By Eric Wagner
Special guest blogger
Exercise 1: “Become a pious Roman Catholic. Explain in three pages why the Church is still infallible and holy despite Popes like Alexander VI (the Borgia Pope), Pius XII (ally of Hitler), etc.”
Brothers and sisters in Christ, thank you for spending this time with me to contemplate the role of Church in God’s plan. First of all, the Church is not infallible nor has it claimed to be infallible. However, we do believe the Pope is infallible in matters of faith and morals when speaking ex cathedra. Please note that this belief was not canon law at the time of Alexander VI. Also, please note that the Venerable Pope Pius XII was not certainly not Hitler’s ally. He did all he could to protect many Jews. He had very little power at the time of the Fascist take-over of Italy, and he did all he could to protect Jews from the Nazis.
Putting all that aside, God sent his only Son to give each and every one of us the opportunity for life everlasting. This is the real life extension Doctor’s Leary and Wilson searched in vain for. God established the Church to guide us to everlasting life. The Church exists by the will of God. All humans except for Jesus and Mary commit sins. Pope are included in this. They may be imperfect, but that is part of God’s miraculous plan.
In Faust Goethe has Satan say, "I am part of that power which eternally wills evil and eternally works good.” In a small way we each play a role in God’s miraculous plan, despite all we squander of our divine entitlements. In general, the popes have been good men, often great men, who shoulder a tremendous burden. Each priest, in fact, shoulders a tremendous burden, helping to guide the members of their flock in the right direction, dealing with all the privations of life and the hostility of so many people, especially in our modern, all too secular, world.
The Church is certainly holy.

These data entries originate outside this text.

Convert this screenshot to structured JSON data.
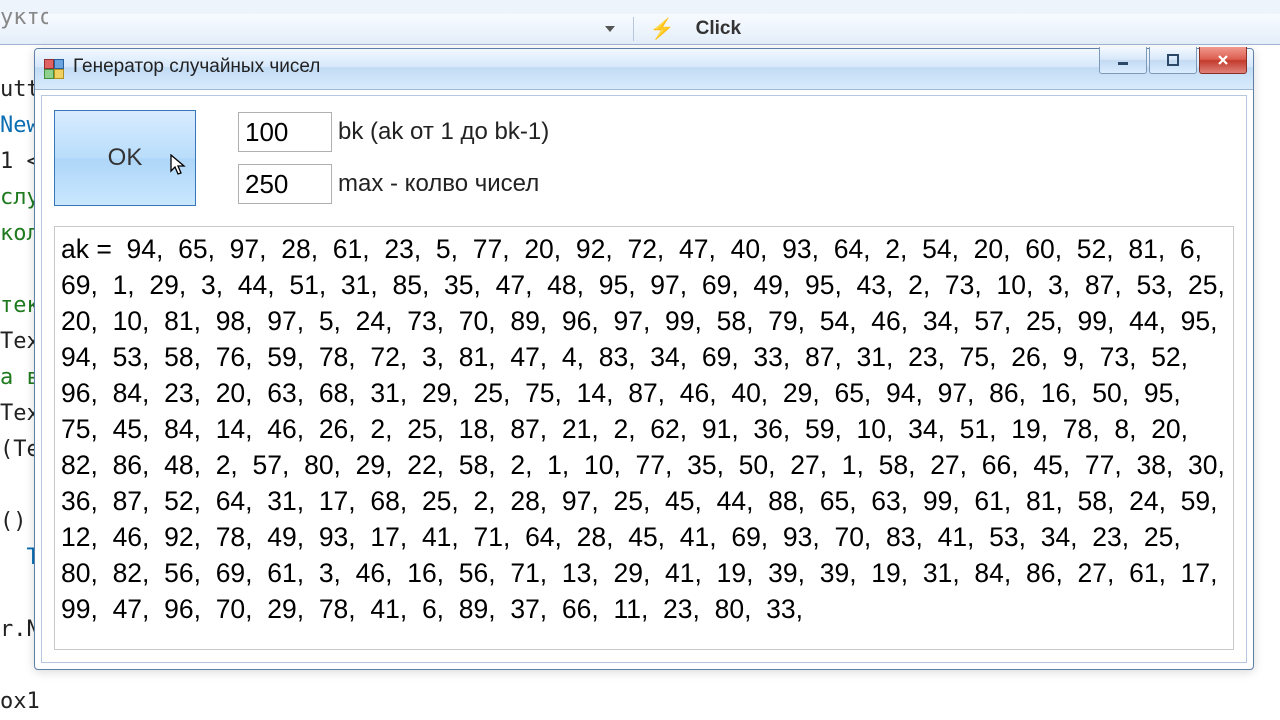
{
  "background_code": [
    {
      "t": "уктор]",
      "c": "tk-gray"
    },
    {
      "t": "",
      "c": ""
    },
    {
      "t": "utt",
      "c": "tk-blk"
    },
    {
      "t": "New",
      "c": "tk-blue"
    },
    {
      "t": "1 <",
      "c": "tk-blk"
    },
    {
      "t": "слу",
      "c": "tk-green"
    },
    {
      "t": "кол",
      "c": "tk-green"
    },
    {
      "t": "",
      "c": ""
    },
    {
      "t": "тек",
      "c": "tk-green"
    },
    {
      "t": "Tex",
      "c": "tk-blk"
    },
    {
      "t": "а в",
      "c": "tk-green"
    },
    {
      "t": "Tex",
      "c": "tk-blk"
    },
    {
      "t": "(Te",
      "c": "tk-blk"
    },
    {
      "t": "",
      "c": ""
    },
    {
      "t": "()",
      "c": "tk-blk"
    },
    {
      "t": "  To",
      "c": "tk-blue"
    },
    {
      "t": "",
      "c": ""
    },
    {
      "t": "r.N",
      "c": "tk-blk"
    },
    {
      "t": "",
      "c": ""
    },
    {
      "t": "ox1",
      "c": "tk-blk"
    }
  ],
  "toolbar": {
    "event_name": "Click"
  },
  "window": {
    "title": "Генератор случайных чисел",
    "buttons": {
      "min": "",
      "max": "",
      "close": "X"
    }
  },
  "form": {
    "ok_label": "OK",
    "bk_value": "100",
    "bk_label": "bk  (ak от 1 до bk-1)",
    "max_value": "250",
    "max_label": "max - колво чисел"
  },
  "output_prefix": "ak = ",
  "output_values": [
    94,
    65,
    97,
    28,
    61,
    23,
    5,
    77,
    20,
    92,
    72,
    47,
    40,
    93,
    64,
    2,
    54,
    20,
    60,
    52,
    81,
    6,
    69,
    1,
    29,
    3,
    44,
    51,
    31,
    85,
    35,
    47,
    48,
    95,
    97,
    69,
    49,
    95,
    43,
    2,
    73,
    10,
    3,
    87,
    53,
    25,
    20,
    10,
    81,
    98,
    97,
    5,
    24,
    73,
    70,
    89,
    96,
    97,
    99,
    58,
    79,
    54,
    46,
    34,
    57,
    25,
    99,
    44,
    95,
    94,
    53,
    58,
    76,
    59,
    78,
    72,
    3,
    81,
    47,
    4,
    83,
    34,
    69,
    33,
    87,
    31,
    23,
    75,
    26,
    9,
    73,
    52,
    96,
    84,
    23,
    20,
    63,
    68,
    31,
    29,
    25,
    75,
    14,
    87,
    46,
    40,
    29,
    65,
    94,
    97,
    86,
    16,
    50,
    95,
    75,
    45,
    84,
    14,
    46,
    26,
    2,
    25,
    18,
    87,
    21,
    2,
    62,
    91,
    36,
    59,
    10,
    34,
    51,
    19,
    78,
    8,
    20,
    82,
    86,
    48,
    2,
    57,
    80,
    29,
    22,
    58,
    2,
    1,
    10,
    77,
    35,
    50,
    27,
    1,
    58,
    27,
    66,
    45,
    77,
    38,
    30,
    36,
    87,
    52,
    64,
    31,
    17,
    68,
    25,
    2,
    28,
    97,
    25,
    45,
    44,
    88,
    65,
    63,
    99,
    61,
    81,
    58,
    24,
    59,
    12,
    46,
    92,
    78,
    49,
    93,
    17,
    41,
    71,
    64,
    28,
    45,
    41,
    69,
    93,
    70,
    83,
    41,
    53,
    34,
    23,
    25,
    80,
    82,
    56,
    69,
    61,
    3,
    46,
    16,
    56,
    71,
    13,
    29,
    41,
    19,
    39,
    39,
    19,
    31,
    84,
    86,
    27,
    61,
    17,
    99,
    47,
    96,
    70,
    29,
    78,
    41,
    6,
    89,
    37,
    66,
    11,
    23,
    80,
    33
  ]
}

Oxford Languages defines holy as “dedicated or consecrated to God or a religious purpose; sacred.” The Church is certainly “dedicated or consecrated to God”. It always has been, and it always will be. (I find myself slipping out of E-Prime, but some things are just self-evident. I can only feel sorry for Dr. Wilson. He was a very good man, but, alas, he was led away from the one true Church by evil companions, I fear. Perhaps the weak wording of this exercise reveals a part of him trying to remind him of the one true Church. The sisters tried so hard to teach him about the role of the Church in history, but his human hubris led him to value his own opinions over those of the Church. He preferred to think for himself, alas, and to always question authority. Perhaps he would have had a happier life if he had just trusted God.)